With more time under your belt to build wealth, you may be in a better financial position to help your grandkids reduce or avoid crippling student loan debt than their parents are. Here are 12 options to help out with tuition and other education costs.
The cost of textbooks is going up rapidly, and it shows no signs of slowing down. If the start of the semester has you scrambling to afford all the books you need, there are ways to save money without skipping out on buying them entirely.
Scholarships, grants, and federal direct loans don’t always cover the high cost of education. That’s where PLUS loans come in. They allow parents or grad and professional students to borrow everything else they need to pay for education. But before you sign, it pays to know what you’re borrowing.
If you’re a student looking for a place to park your money without excessive fees or unrealistic balance requirements, check out the impressive array of low-cost, low-balance checking accounts available to students. These are among the top FDIC-insured checking accounts for U.S.-based students.
If you’re heading to graduate school, you may already feel like a student loan pro if you’re familiar with undergrad loans. But there are some key differences between graduate and undergraduate loans for both federal and private student loans. This is what you need to know.
Planning for education expenses early lets parents spread out the cost and use tax-advantaged accounts to build up savings. ESAs and 529 plans are similar tax-advantaged investment accounts that let you do just that. Which is right for you? Read on to learn about the pros and cons of each.
Most college students have limited experience with credit cards and other forms of credit. Accordingly, their credit histories are often thin or nonexistent. Therefore,...
Having a bachelor’s degree increases median earnings by 56% compared to having only a high school degree. If you’re an adult without a college degree, that’s a depressing reminder of what you’ve missed out on. But you can get that degree. The only difficulty is figuring out how to pay for it.
A 529 plan can help cover the costs of a college education. But parents and students alike should understand the impact this account has on a student's financial aid eligibility. Here’s how to make sure you don’t hurt a student’s chances at federal funds when tuition bills come due.
Income-driven repayment (IDR) plans can be a lifesaver for those seriously struggling with student loan debt. However, not everyone benefits from an IDR plan. Before you decide to enroll, carefully weigh the pros and cons against your own debt and income levels.
With the amount of student loan debt in the United States inching past $1.5 trillion, there’s good reason to think twice about borrowing money in pursuit of more education. If you’re thinking about graduate school, consider these factors first.

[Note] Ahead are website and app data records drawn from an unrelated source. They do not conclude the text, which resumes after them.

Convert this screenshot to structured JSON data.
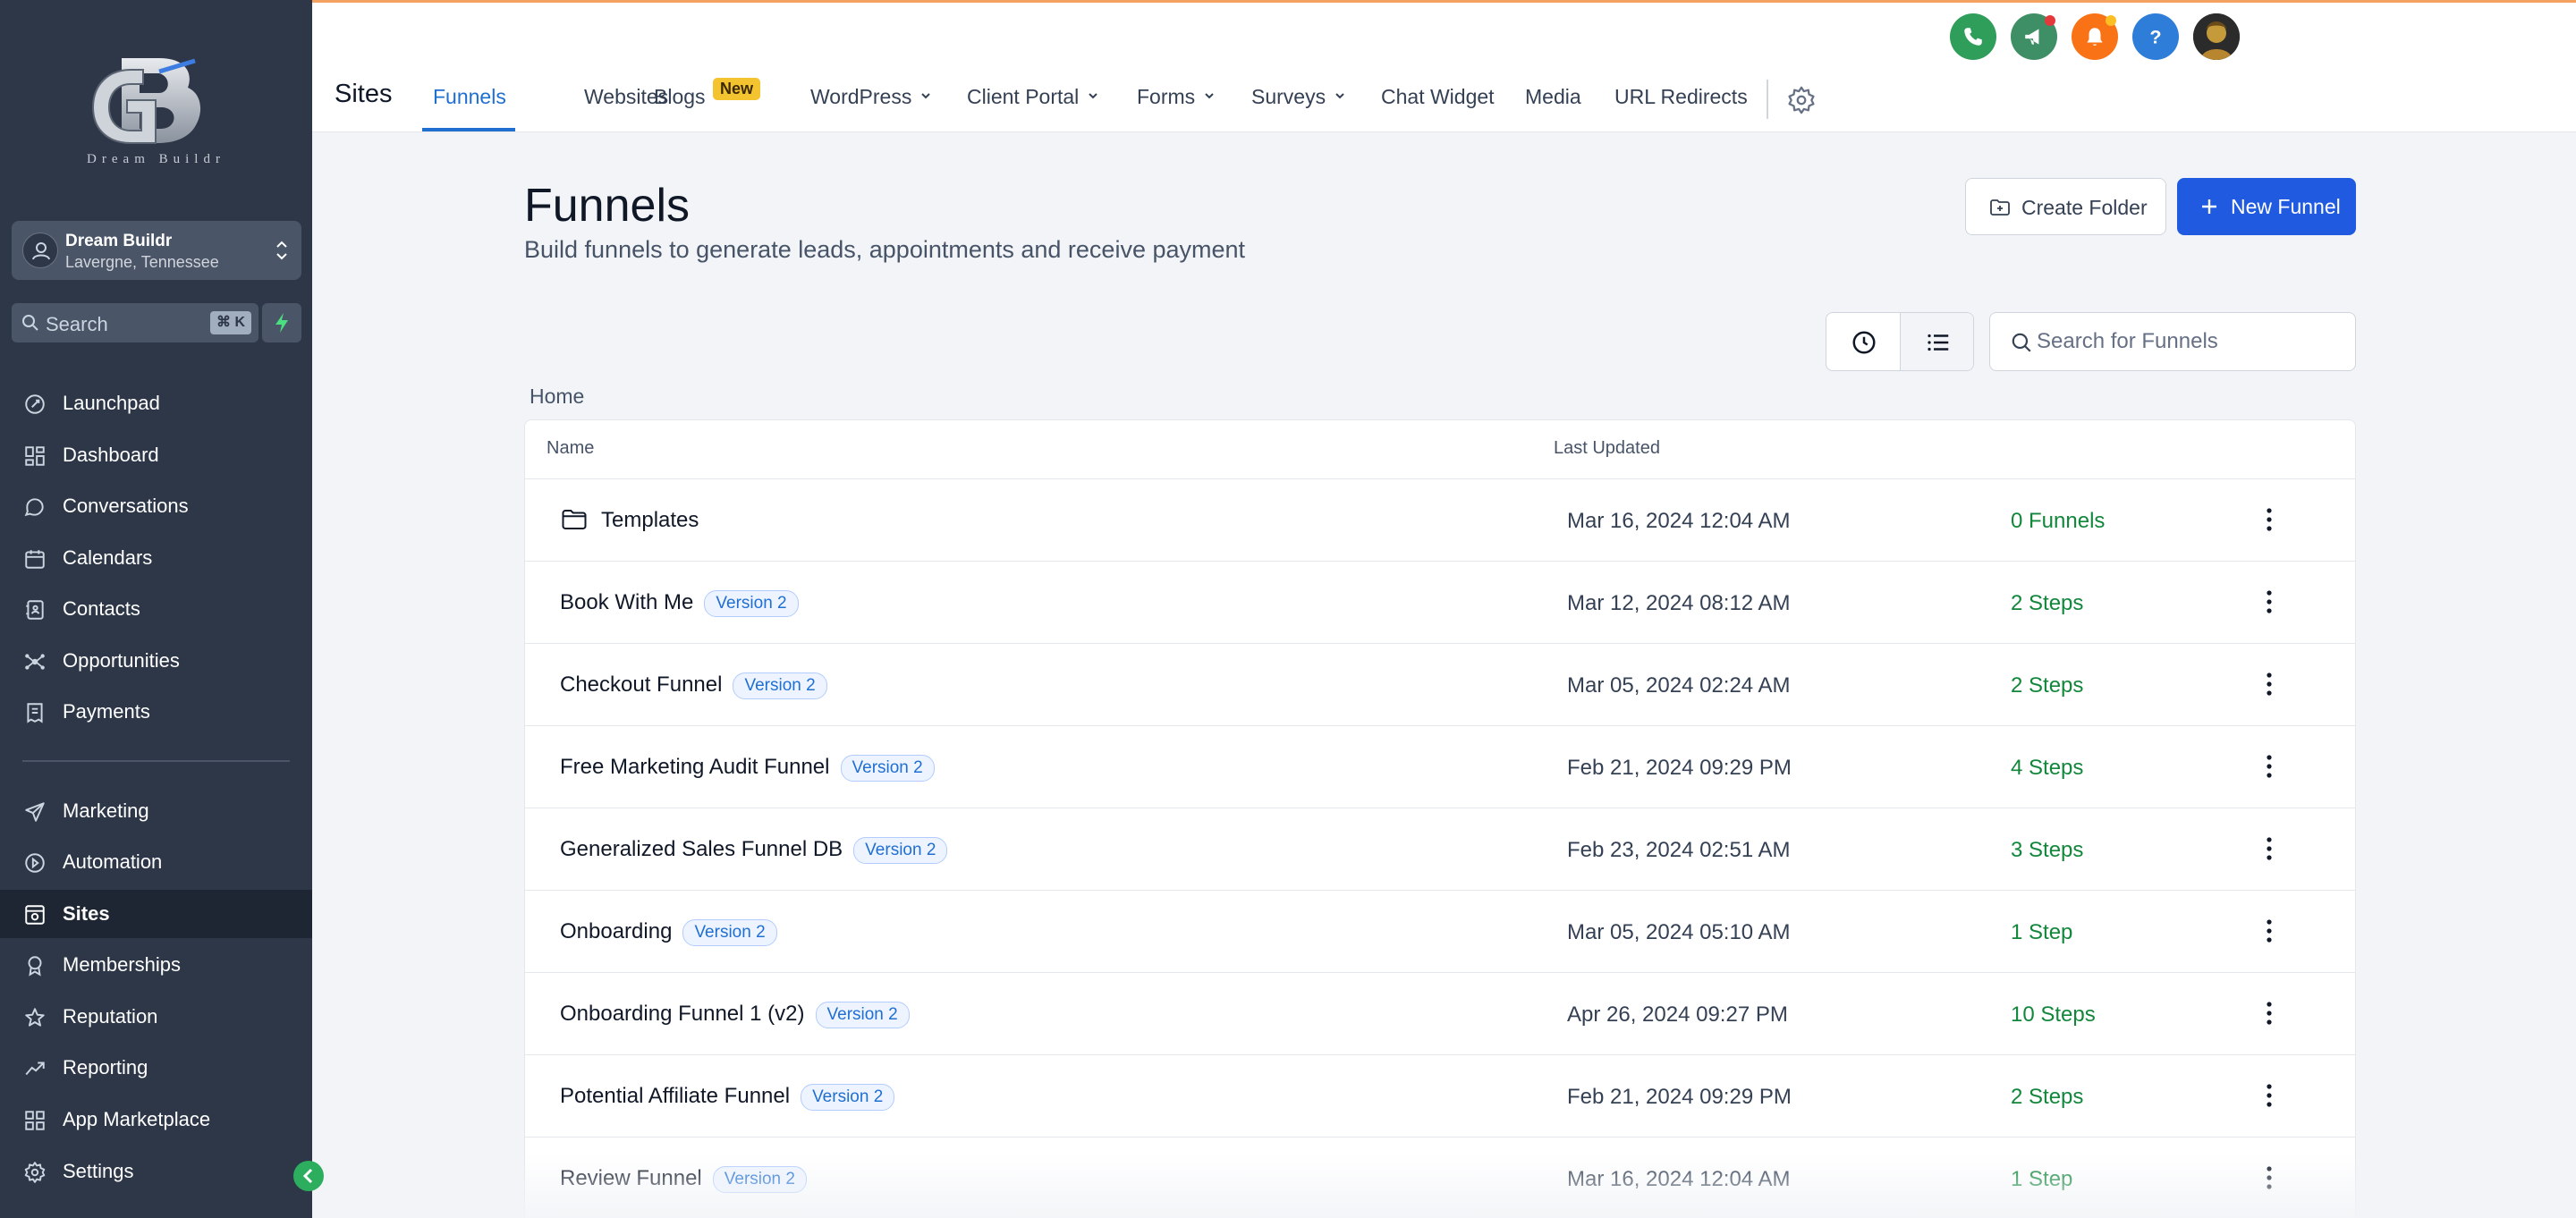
{
  "sidebar": {
    "logo_wordmark": "Dream Buildr",
    "location": {
      "name": "Dream Buildr",
      "address": "Lavergne, Tennessee"
    },
    "search": {
      "placeholder": "Search",
      "shortcut": "⌘ K"
    },
    "nav_top": [
      {
        "label": "Launchpad",
        "icon": "rocket-icon"
      },
      {
        "label": "Dashboard",
        "icon": "grid-icon"
      },
      {
        "label": "Conversations",
        "icon": "chat-icon"
      },
      {
        "label": "Calendars",
        "icon": "calendar-icon"
      },
      {
        "label": "Contacts",
        "icon": "contacts-icon"
      },
      {
        "label": "Opportunities",
        "icon": "network-icon"
      },
      {
        "label": "Payments",
        "icon": "receipt-icon"
      }
    ],
    "nav_bottom": [
      {
        "label": "Marketing",
        "icon": "send-icon"
      },
      {
        "label": "Automation",
        "icon": "automation-icon"
      },
      {
        "label": "Sites",
        "icon": "sites-icon",
        "active": true
      },
      {
        "label": "Memberships",
        "icon": "award-icon"
      },
      {
        "label": "Reputation",
        "icon": "star-icon"
      },
      {
        "label": "Reporting",
        "icon": "trend-icon"
      },
      {
        "label": "App Marketplace",
        "icon": "apps-icon"
      },
      {
        "label": "Settings",
        "icon": "gear-icon"
      }
    ]
  },
  "topbar": {
    "section_title": "Sites",
    "tabs": [
      {
        "label": "Funnels",
        "active": true
      },
      {
        "label": "Websites"
      },
      {
        "label": "Blogs",
        "badge": "New"
      },
      {
        "label": "WordPress",
        "dropdown": true
      },
      {
        "label": "Client Portal",
        "dropdown": true
      },
      {
        "label": "Forms",
        "dropdown": true
      },
      {
        "label": "Surveys",
        "dropdown": true
      },
      {
        "label": "Chat Widget"
      },
      {
        "label": "Media"
      },
      {
        "label": "URL Redirects"
      }
    ]
  },
  "main": {
    "title": "Funnels",
    "subtitle": "Build funnels to generate leads, appointments and receive payment",
    "create_folder_label": "Create Folder",
    "new_funnel_label": "New Funnel",
    "search_placeholder": "Search for Funnels",
    "breadcrumb": "Home",
    "table": {
      "headers": {
        "name": "Name",
        "updated": "Last Updated"
      },
      "rows": [
        {
          "name": "Templates",
          "type": "folder",
          "updated": "Mar 16, 2024 12:04 AM",
          "steps": "0 Funnels"
        },
        {
          "name": "Book With Me",
          "version": "Version 2",
          "updated": "Mar 12, 2024 08:12 AM",
          "steps": "2 Steps"
        },
        {
          "name": "Checkout Funnel",
          "version": "Version 2",
          "updated": "Mar 05, 2024 02:24 AM",
          "steps": "2 Steps"
        },
        {
          "name": "Free Marketing Audit Funnel",
          "version": "Version 2",
          "updated": "Feb 21, 2024 09:29 PM",
          "steps": "4 Steps"
        },
        {
          "name": "Generalized Sales Funnel DB",
          "version": "Version 2",
          "updated": "Feb 23, 2024 02:51 AM",
          "steps": "3 Steps"
        },
        {
          "name": "Onboarding",
          "version": "Version 2",
          "updated": "Mar 05, 2024 05:10 AM",
          "steps": "1 Step"
        },
        {
          "name": "Onboarding Funnel 1 (v2)",
          "version": "Version 2",
          "updated": "Apr 26, 2024 09:27 PM",
          "steps": "10 Steps"
        },
        {
          "name": "Potential Affiliate Funnel",
          "version": "Version 2",
          "updated": "Feb 21, 2024 09:29 PM",
          "steps": "2 Steps"
        },
        {
          "name": "Review Funnel",
          "version": "Version 2",
          "updated": "Mar 16, 2024 12:04 AM",
          "steps": "1 Step"
        }
      ]
    }
  },
  "colors": {
    "sidebar_bg": "#2d3748",
    "accent": "#1f5ae0",
    "tab_active": "#1f6fd1",
    "steps_green": "#12873b",
    "badge_new": "#f4c430"
  },
  "header_actions": [
    {
      "icon": "phone-icon",
      "color": "#2f9e5a"
    },
    {
      "icon": "megaphone-icon",
      "color": "#3f8f66"
    },
    {
      "icon": "bell-icon",
      "color": "#f97316"
    },
    {
      "icon": "help-icon",
      "color": "#2e7dd8"
    },
    {
      "icon": "avatar",
      "color": "#3b3b3b"
    }
  ]
}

Not every parent has the means to help cover the cost of their child’s education. But for those who do, it’s never too early — or too late — to start. Investing in a 529 college savings plan is one of the most efficient ways to save for your kid’s college costs. Learn more about 529 plans here.